Air New Zealand would continue to perform heavy maintenance work with reduced staff, the company said. The company didn't immediately respond to questions on expected cost savings from the cuts. The cuts could save it about $18 million a year, based on the average salary of its 10,500-strong workforce as at June 2012.
The Engineering, Printing and Manufacturing Union, which represents the workers, said it will start a 58-day consultation process with Air New Zealand where it will have the opportunity to analyse the airline's business case and suggest an alternative proposal.
The job cuts suggest the high New Zealand dollar is making the airline uncompetitive in bids for third party engineering work, the union said.
"The confirmation of job losses is devastating for our members and we will be doing everything we can to protect jobs," EPMU assistant director of organising Strachan Crang said in a statement. "New Zealand has world-class aircraft engineers but unless we see action on the high dollar, this highly-skilled, well-paid industry will continue to decline."
The proposed cuts follow job losses at the Christchurch Engine Centre, Safe Air and Air New Zealand technical operations, the EPMU said.
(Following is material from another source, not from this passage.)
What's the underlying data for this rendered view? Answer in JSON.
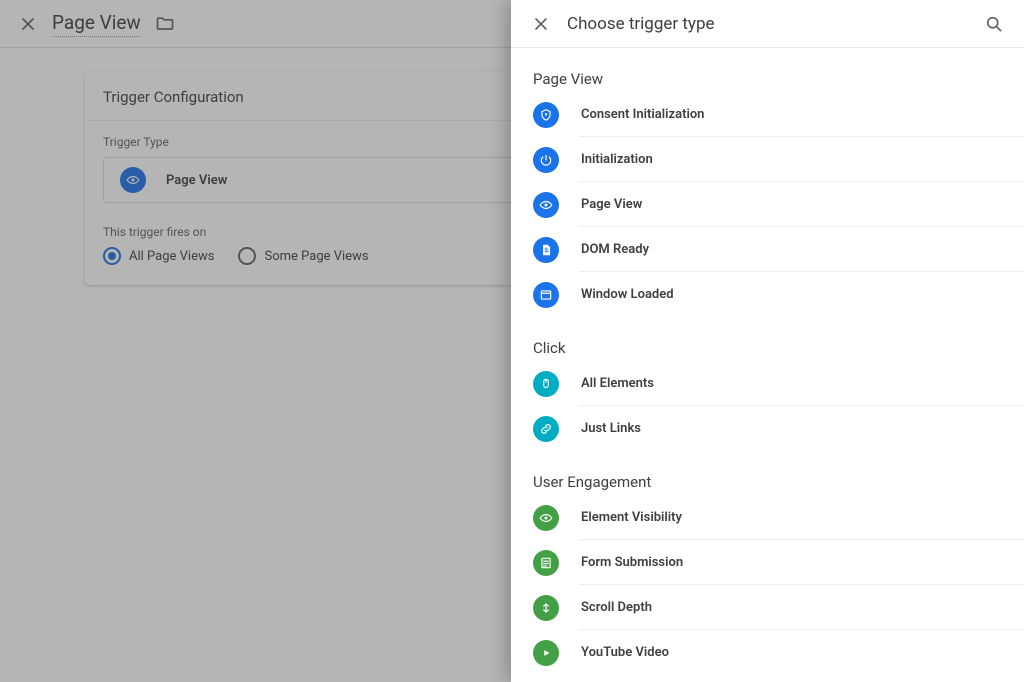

Air New Zealand is also proposing to outsource the upgrade of its Boeing 777-200 fleet, the EPMU said.
Shares in Air New Zealand fell 1.7 percent to $1.42.